The persistent dire warnings led to spending a large amount of my time convincing investors to ignore them and to stay the course, adhering to their well-thought-out plan. Those that did so were rewarded as inflation has defied the gurus. Over the last five years, U.S. inflation has been running at a rate of about 2 percent. For the 12 months ending November the CPI rose just 1.2 percent, well below the Fed's stated target of 2 percent. Inflation in the Eurozone has remained tame as well - November's inflation rate was just 0.9 percent. Two of the European Central banks (Sweden and Hungary) actually cut their interest rates to fight the risk of deflation. And what may come as the biggest surprise is that the inflation rate in Greece for the last 12 months was -2.9 percent. The current forecast for inflation by the European Central bank is that it will average just 1.3 percent in 2015, well below its target of 2 percent.
Despite all clarion cries about the risks of inflation, central bankers are now more worried that their economies could slide into deflation, a problem Japan has been trying to fight for over two decades now. Deflation can be a more difficult problem to fight than inflation.

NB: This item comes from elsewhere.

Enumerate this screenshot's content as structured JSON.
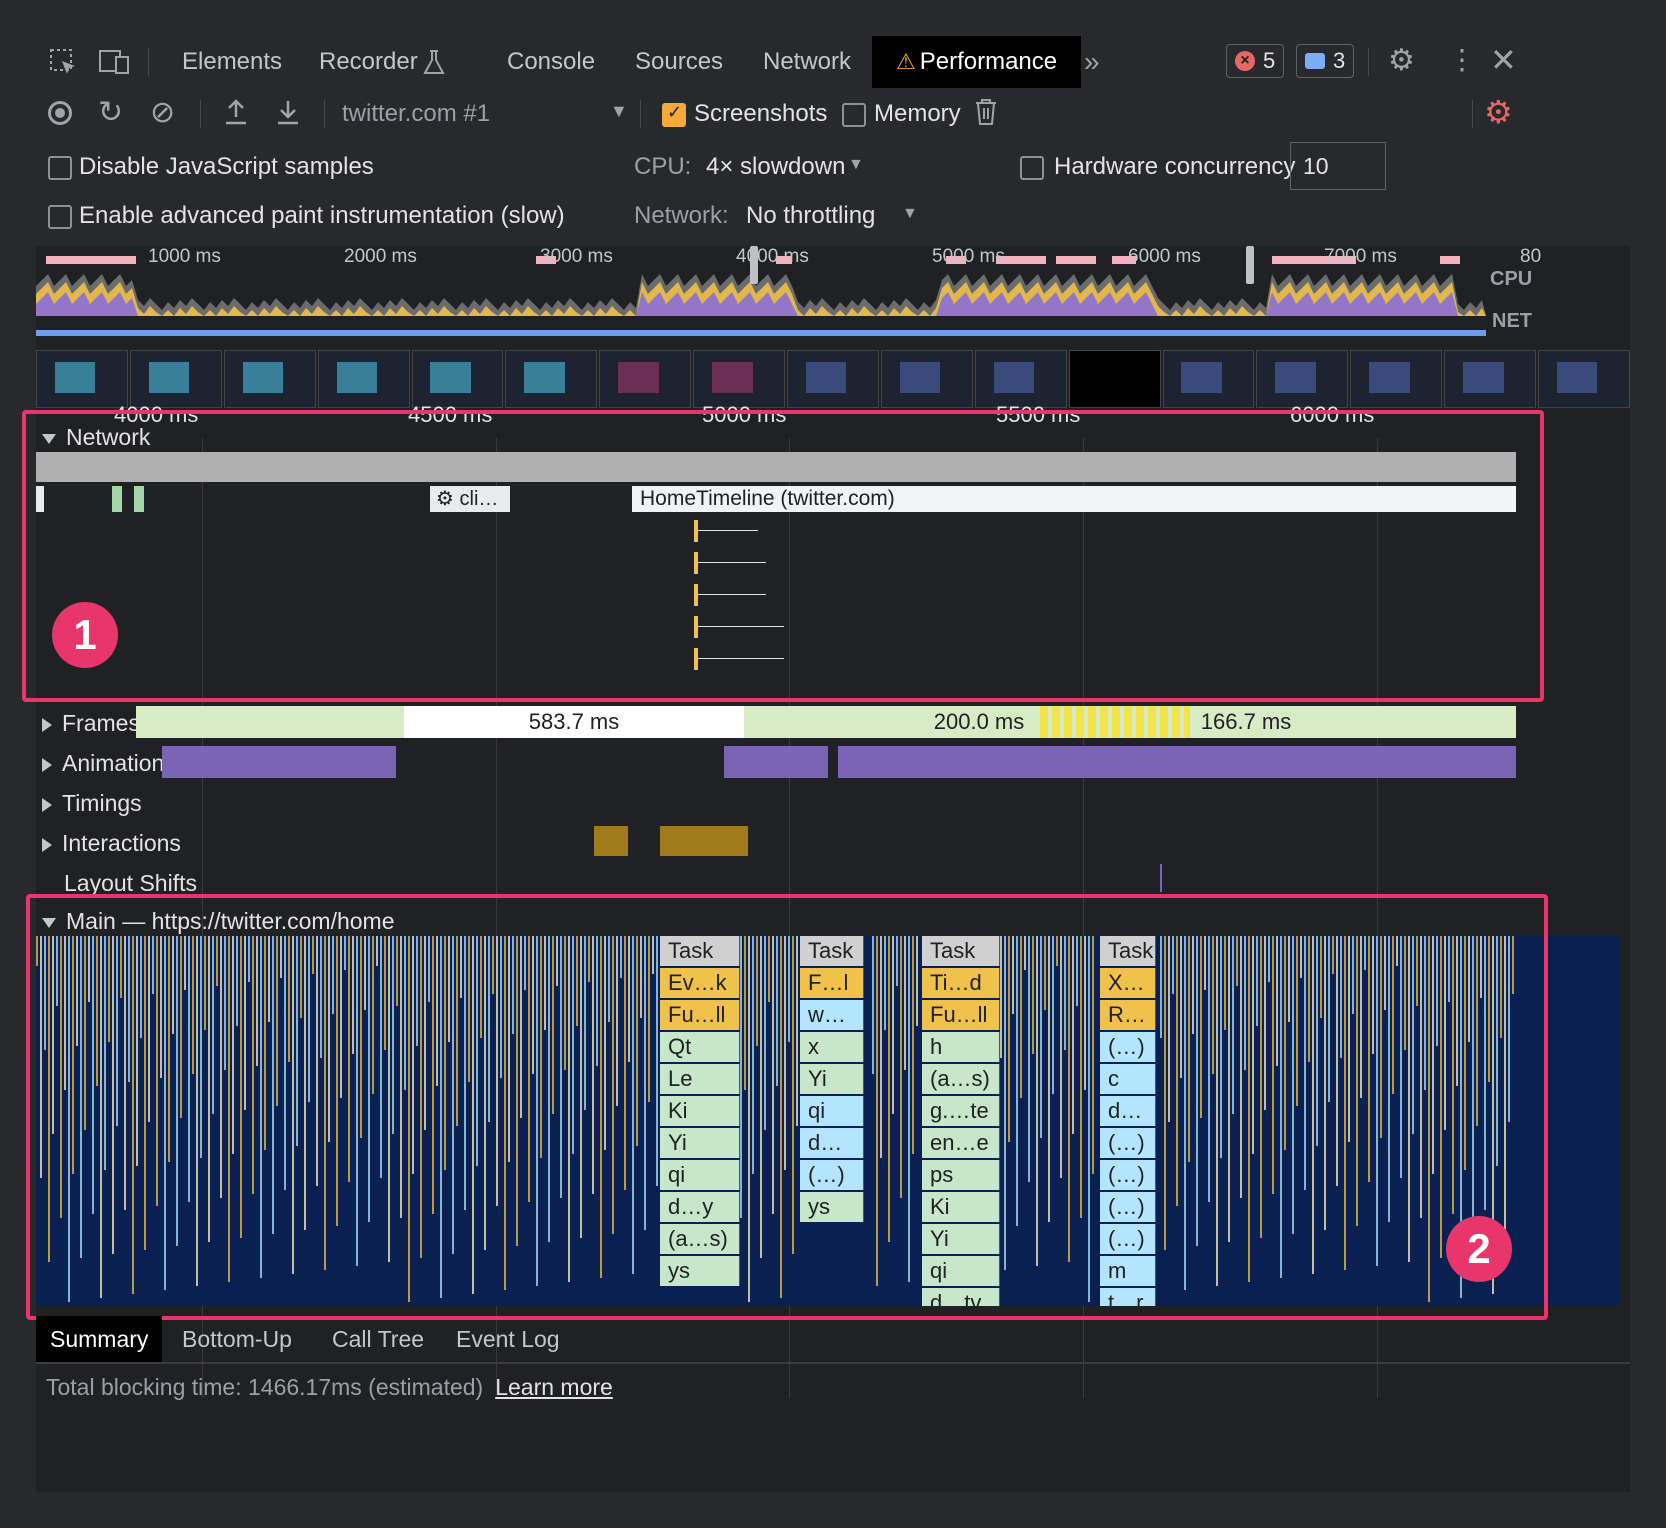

All the warnings about the coming inflation led many investors to limit their bond holdings to the very shortest maturities. That caused them to miss out on the term premium that has existed for the past five years, as well as miss out on the capital gains that could have been achieved as rates fell.
Hopefully, at some point, economies will recover and interest rates will begin to rise. However, that doesn't mean that you should limit your bond holdings to the shortest maturities. The reason is that the bond market already anticipates the fact that rates are likely to rise - that's why the yield curve is so steep, with almost a 3 percent spread between the Federal Funds rate and the rate on 10-year Treasuries. Historically, that's a very steep curve. And the evidence is that term risk has been best rewarded when the curve is steep - when investors demand a large premium for taking the risk of rising rates.
This is not meant to serve as advice to buy long-term bonds. The message you to take away is that you should:
a) Ignore all forecasts because as Warren Buffett advises they tell you nothing about the market, though they tell you a lot about the person.
b) Stick with a plan for your bond portfolio. For most that means balancing the dual risks bond investors face - inflation and reinvestment fixed. You can do that by either buying an intermediate-term bond fund or building your own laddered portfolio with an average maturity of say four to five years.